Gravitational microlensing is just one of the many ways that new planets can be detected. It is set apart, however, by its unique sensitivity to low-mass wide-orbit planets. The method of microlensing, although efficient in measuring planet-host mass ratios, does not have the capability of precisely measuring masses. These precise mass measurements are crucial for exoplanet demographic studies and formation theories. The mass of a microlensed system can be derived from parallax constraints or from directly measuring the flux of the host star. For the event OGLE-2016-BLG-1195, both methods have been used but have yielded different results. A microlensing parallax from the Spitzer space telescope showed the system to be an ultracool dwarf orbited by an Earth-mass planet, with the results published in Shvartzvald et al 2017. However, high-resolution follow-up observations conducted with the Keck telescopes, indicate that the system could be a Super-Earth orbiting an M-dwarf star.

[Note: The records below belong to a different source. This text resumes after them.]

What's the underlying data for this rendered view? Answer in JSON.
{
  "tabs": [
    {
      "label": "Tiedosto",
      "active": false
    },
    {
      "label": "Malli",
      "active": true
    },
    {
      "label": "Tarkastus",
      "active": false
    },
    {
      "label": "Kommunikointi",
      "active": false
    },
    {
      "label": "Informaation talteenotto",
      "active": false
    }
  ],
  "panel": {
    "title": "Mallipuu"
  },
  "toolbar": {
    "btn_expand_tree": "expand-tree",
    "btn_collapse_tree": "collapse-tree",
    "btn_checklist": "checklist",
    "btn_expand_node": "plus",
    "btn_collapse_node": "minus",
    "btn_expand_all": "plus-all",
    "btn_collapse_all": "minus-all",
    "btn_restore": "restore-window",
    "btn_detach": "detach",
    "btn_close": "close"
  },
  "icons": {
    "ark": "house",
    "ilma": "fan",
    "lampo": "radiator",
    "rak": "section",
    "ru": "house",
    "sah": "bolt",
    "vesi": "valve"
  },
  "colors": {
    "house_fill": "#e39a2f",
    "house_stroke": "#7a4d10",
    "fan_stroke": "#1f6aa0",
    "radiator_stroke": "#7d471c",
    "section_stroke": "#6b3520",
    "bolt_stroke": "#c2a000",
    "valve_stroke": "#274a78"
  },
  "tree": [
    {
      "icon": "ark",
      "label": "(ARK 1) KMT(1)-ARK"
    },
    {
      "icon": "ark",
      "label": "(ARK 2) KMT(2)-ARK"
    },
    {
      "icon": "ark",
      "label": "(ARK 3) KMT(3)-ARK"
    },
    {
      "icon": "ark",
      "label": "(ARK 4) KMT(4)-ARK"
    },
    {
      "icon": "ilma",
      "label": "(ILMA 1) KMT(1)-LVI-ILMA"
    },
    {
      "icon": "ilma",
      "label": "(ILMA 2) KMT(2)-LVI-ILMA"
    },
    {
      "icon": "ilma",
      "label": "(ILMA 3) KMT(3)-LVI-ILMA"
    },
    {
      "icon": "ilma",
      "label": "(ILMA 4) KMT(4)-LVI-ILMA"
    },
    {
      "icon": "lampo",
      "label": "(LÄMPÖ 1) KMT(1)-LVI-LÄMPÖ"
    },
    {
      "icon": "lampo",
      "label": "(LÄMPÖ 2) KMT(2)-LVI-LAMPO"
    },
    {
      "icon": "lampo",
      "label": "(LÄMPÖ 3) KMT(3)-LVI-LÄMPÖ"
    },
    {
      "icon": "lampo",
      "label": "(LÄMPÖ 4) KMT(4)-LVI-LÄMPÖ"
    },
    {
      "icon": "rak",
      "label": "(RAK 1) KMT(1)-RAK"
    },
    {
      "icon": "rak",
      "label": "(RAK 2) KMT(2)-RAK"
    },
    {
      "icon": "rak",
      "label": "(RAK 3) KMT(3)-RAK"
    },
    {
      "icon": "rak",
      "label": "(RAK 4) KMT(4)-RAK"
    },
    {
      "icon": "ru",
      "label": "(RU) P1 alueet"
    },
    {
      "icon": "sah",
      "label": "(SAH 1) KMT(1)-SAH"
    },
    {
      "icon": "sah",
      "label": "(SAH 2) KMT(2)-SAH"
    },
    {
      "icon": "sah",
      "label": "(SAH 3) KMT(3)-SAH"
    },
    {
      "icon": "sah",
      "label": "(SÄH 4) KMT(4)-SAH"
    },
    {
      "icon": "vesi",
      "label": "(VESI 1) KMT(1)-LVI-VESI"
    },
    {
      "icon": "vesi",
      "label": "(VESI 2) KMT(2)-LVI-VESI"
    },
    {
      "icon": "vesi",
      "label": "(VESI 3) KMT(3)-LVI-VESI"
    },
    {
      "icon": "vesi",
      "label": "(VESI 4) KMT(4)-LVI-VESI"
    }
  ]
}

In this talk I will compare the Spitzer parallax and high-resolution follow-up observations as methods to accurately determine the mass of a host star and its planet, within the context of the microlensing event OGLE-2016-BLG-1195.